Exercise:
In the data, extract each line that holds the string "content".

Supplied information:
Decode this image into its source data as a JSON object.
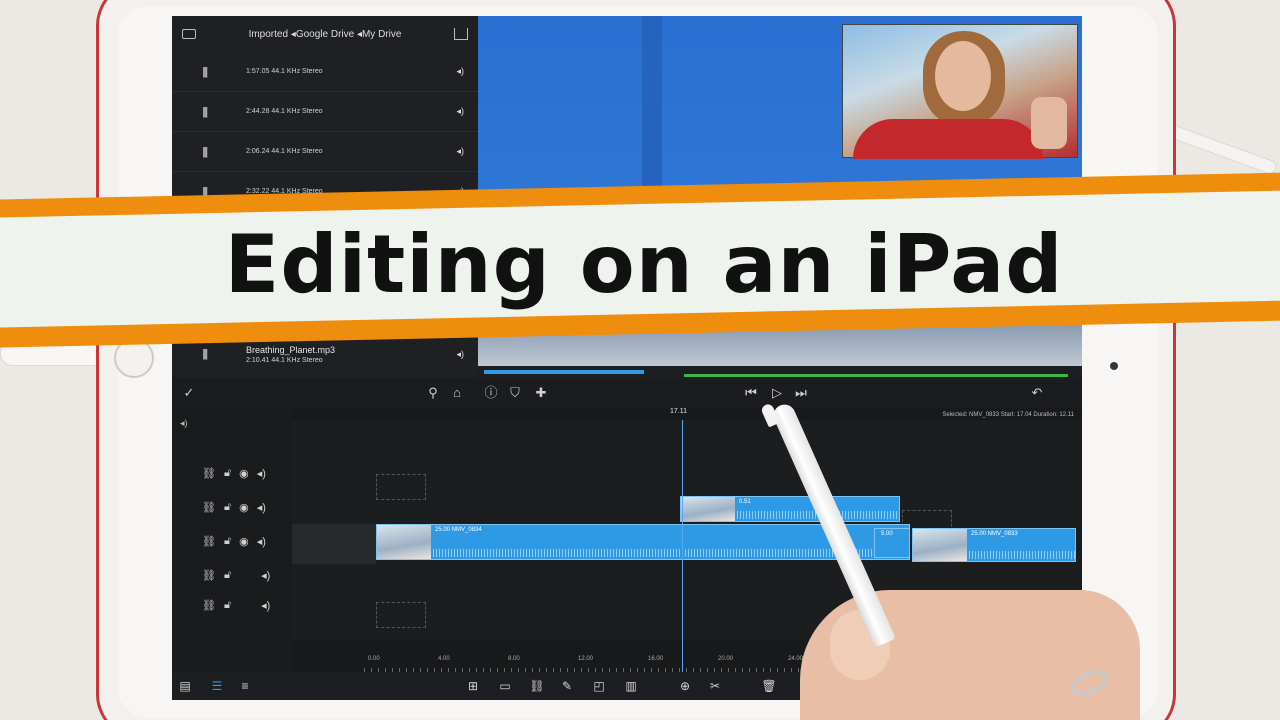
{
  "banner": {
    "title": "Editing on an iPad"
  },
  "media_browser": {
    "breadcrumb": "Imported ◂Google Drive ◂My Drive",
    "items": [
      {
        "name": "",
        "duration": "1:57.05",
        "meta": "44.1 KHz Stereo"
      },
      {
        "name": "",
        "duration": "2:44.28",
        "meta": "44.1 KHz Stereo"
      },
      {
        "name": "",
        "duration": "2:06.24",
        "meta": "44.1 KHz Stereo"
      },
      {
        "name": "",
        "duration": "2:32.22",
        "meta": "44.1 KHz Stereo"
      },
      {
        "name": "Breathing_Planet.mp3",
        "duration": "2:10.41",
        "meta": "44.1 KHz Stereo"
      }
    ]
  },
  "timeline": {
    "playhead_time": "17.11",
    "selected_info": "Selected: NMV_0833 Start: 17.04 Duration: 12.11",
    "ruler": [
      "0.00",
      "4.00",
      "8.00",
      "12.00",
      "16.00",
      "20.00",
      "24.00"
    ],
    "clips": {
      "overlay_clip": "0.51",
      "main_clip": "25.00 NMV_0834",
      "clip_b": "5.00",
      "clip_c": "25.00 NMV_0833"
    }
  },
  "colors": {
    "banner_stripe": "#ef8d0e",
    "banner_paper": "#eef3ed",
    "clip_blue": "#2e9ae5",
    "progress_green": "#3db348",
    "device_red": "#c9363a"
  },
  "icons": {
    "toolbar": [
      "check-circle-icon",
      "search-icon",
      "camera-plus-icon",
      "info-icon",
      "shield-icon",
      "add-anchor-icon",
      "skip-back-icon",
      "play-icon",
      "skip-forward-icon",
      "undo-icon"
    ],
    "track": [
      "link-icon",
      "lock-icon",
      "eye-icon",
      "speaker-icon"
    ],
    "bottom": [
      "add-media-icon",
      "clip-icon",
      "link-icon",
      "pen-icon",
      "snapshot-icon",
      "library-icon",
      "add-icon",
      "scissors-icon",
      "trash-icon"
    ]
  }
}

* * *

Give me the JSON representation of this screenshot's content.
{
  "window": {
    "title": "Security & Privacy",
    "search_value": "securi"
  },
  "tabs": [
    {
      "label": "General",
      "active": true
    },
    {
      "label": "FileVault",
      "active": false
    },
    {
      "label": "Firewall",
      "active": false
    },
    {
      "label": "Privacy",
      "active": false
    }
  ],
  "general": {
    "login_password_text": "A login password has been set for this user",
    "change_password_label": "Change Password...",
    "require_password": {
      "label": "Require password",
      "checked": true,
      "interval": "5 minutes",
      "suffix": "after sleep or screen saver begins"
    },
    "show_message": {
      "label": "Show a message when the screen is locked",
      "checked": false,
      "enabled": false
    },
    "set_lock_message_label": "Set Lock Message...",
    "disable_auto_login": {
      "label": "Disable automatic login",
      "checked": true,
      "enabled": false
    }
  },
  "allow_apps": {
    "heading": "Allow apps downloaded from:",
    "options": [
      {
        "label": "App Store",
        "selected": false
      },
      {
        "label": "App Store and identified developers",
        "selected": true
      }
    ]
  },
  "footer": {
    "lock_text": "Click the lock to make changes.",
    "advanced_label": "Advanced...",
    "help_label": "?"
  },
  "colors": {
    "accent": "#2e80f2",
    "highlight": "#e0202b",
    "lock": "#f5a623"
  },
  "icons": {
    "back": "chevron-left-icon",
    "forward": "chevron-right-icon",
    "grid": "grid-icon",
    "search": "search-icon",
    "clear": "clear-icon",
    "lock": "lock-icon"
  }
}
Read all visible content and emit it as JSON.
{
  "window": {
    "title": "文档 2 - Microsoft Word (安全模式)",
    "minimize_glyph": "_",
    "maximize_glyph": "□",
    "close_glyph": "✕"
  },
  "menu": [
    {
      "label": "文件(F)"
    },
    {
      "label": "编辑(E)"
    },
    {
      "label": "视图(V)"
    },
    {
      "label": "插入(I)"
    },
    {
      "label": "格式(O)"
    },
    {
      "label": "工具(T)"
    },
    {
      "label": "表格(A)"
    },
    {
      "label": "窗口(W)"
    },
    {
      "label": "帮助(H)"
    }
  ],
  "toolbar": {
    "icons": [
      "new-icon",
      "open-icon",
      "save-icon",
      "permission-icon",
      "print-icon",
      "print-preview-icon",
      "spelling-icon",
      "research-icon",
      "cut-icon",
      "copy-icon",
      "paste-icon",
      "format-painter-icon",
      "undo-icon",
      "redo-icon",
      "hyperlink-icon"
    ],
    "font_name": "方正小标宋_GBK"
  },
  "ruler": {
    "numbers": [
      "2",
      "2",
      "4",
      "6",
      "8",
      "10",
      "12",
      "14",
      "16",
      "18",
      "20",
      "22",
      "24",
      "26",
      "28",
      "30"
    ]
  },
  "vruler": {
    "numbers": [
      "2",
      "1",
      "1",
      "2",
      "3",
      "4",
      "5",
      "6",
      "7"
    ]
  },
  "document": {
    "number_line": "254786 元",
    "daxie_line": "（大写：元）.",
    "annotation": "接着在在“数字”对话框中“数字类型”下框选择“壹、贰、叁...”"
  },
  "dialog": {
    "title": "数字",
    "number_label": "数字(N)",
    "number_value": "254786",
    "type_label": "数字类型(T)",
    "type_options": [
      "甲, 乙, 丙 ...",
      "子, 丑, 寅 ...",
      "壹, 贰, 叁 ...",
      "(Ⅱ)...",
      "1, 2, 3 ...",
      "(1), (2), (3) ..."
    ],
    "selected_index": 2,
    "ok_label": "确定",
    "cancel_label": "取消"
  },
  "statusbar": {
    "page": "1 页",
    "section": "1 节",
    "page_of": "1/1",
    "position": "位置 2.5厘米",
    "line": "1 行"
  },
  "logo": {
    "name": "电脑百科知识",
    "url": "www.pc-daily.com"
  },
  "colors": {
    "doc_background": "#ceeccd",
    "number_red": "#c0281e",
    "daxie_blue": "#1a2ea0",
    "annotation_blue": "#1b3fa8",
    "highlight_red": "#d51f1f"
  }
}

Output for this exercise:
Give me the JSON representation of this screenshot's content.
Read all visible content and emit it as JSON.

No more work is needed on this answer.